== YOUR GOAL ==
Copy each line of the records that holds the string "Siguiendo".

== RECORDED DATA ==
########################################

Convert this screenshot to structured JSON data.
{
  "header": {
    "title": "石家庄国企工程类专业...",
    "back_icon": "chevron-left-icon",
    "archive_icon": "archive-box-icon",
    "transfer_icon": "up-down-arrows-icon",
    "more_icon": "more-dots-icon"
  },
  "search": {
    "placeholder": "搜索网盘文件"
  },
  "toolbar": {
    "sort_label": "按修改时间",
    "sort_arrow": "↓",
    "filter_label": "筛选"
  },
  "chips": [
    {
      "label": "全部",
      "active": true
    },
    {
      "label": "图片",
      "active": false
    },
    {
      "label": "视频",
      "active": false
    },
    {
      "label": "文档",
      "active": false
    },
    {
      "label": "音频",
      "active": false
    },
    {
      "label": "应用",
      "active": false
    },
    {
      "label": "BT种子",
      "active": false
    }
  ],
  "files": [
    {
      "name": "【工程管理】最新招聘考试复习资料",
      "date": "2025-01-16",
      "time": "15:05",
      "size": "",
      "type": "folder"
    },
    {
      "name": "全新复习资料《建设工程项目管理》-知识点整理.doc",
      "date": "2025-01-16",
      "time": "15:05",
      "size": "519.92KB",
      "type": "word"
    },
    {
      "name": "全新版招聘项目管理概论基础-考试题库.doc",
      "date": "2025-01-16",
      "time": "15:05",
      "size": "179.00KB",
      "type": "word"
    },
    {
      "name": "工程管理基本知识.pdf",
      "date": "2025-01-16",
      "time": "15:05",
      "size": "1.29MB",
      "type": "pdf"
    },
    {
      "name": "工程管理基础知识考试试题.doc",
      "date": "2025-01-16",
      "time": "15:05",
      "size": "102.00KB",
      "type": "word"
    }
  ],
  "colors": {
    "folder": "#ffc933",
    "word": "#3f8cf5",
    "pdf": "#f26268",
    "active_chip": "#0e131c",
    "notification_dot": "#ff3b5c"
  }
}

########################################

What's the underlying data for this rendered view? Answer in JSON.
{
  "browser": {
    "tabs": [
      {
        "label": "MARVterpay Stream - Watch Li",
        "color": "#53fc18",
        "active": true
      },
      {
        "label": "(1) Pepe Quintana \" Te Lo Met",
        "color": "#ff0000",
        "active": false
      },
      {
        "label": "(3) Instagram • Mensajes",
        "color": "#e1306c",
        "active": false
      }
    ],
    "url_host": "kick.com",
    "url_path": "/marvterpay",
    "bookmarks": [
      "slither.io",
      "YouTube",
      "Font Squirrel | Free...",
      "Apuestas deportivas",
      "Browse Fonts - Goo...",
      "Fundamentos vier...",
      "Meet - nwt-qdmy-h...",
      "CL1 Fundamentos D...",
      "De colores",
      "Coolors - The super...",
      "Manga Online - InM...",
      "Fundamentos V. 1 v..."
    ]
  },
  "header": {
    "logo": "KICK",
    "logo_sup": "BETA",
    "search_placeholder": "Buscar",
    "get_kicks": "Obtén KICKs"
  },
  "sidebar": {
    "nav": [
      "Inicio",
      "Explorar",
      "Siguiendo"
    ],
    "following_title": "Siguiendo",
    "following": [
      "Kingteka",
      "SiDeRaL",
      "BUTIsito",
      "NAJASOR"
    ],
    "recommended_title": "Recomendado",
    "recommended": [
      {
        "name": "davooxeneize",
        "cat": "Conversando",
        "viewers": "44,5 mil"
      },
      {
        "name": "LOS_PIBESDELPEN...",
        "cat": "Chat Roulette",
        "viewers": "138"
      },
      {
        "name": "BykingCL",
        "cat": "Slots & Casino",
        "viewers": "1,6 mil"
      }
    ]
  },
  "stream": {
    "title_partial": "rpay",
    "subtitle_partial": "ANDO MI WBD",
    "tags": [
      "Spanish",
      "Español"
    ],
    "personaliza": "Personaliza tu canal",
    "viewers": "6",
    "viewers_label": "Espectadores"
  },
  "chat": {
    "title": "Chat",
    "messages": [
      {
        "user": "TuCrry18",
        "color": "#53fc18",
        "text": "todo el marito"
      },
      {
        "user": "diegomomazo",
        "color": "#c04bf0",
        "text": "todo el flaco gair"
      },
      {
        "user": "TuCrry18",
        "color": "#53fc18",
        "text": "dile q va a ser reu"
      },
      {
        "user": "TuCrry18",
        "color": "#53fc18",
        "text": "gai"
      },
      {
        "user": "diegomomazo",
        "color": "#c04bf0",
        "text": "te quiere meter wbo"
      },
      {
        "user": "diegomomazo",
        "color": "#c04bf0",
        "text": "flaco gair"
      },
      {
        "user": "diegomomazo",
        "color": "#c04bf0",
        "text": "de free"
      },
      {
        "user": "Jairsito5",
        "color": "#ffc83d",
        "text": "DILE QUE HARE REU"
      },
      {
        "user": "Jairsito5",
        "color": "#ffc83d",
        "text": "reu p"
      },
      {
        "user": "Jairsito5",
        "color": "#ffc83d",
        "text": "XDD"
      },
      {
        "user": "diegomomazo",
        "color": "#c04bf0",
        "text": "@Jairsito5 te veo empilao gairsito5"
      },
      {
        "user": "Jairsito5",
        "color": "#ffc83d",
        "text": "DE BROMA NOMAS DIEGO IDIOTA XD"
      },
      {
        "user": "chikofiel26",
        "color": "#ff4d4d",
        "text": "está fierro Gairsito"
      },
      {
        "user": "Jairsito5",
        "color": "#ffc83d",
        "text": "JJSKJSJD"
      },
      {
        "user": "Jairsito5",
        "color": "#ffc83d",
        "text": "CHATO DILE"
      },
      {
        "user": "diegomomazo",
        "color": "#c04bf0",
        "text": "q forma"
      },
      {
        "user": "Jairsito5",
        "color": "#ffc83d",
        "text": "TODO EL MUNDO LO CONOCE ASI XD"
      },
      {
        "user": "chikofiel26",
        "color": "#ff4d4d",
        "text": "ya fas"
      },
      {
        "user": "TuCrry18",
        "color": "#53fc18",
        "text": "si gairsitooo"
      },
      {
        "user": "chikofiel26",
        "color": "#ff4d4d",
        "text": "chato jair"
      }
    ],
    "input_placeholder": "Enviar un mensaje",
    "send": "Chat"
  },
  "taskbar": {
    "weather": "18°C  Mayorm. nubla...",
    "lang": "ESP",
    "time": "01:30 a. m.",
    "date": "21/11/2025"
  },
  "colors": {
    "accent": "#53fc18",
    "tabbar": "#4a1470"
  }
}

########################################

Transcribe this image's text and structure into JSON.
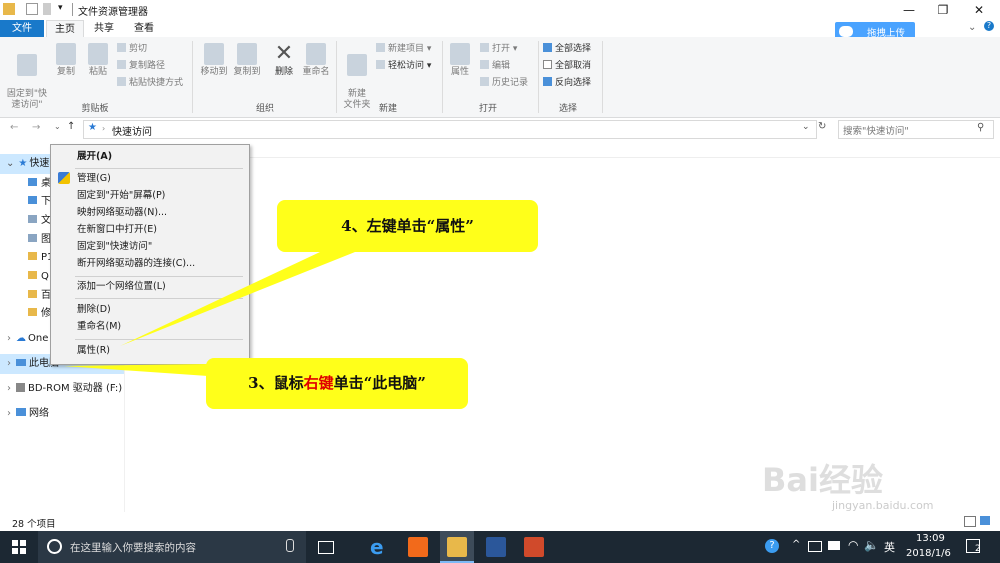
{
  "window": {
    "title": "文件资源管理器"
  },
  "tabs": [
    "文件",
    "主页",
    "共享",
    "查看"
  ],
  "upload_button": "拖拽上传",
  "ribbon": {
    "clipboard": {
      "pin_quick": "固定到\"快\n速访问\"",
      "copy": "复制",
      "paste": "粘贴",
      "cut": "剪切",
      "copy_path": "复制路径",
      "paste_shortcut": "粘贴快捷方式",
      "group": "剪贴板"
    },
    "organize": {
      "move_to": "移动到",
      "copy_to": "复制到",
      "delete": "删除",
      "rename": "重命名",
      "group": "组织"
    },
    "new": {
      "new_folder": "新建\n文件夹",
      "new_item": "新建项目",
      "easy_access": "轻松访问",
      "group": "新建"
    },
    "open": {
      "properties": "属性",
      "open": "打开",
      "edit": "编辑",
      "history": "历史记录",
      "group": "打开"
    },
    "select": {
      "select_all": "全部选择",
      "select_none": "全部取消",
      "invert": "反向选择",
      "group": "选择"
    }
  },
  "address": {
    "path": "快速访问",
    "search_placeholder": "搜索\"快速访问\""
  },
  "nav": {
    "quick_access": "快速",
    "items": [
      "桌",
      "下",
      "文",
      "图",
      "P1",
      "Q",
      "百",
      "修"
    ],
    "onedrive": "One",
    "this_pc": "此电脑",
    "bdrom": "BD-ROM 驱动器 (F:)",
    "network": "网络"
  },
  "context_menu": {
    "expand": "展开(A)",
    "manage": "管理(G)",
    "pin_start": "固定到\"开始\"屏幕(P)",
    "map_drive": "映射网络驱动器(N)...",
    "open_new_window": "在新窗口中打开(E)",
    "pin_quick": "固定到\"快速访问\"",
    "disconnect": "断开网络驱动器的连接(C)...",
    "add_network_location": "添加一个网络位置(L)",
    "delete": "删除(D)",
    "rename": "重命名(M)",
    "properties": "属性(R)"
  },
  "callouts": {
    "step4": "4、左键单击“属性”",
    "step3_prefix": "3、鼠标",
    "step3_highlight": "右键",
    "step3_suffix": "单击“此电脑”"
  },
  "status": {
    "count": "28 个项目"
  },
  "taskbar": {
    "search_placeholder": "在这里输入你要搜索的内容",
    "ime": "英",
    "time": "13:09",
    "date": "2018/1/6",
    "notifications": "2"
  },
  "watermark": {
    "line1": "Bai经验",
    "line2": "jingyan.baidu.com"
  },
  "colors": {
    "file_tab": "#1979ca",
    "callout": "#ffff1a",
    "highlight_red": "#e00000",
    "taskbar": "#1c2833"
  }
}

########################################

== YOUR RESPONSE ==
      "Siguiendo"
    "following_title": "Siguiendo",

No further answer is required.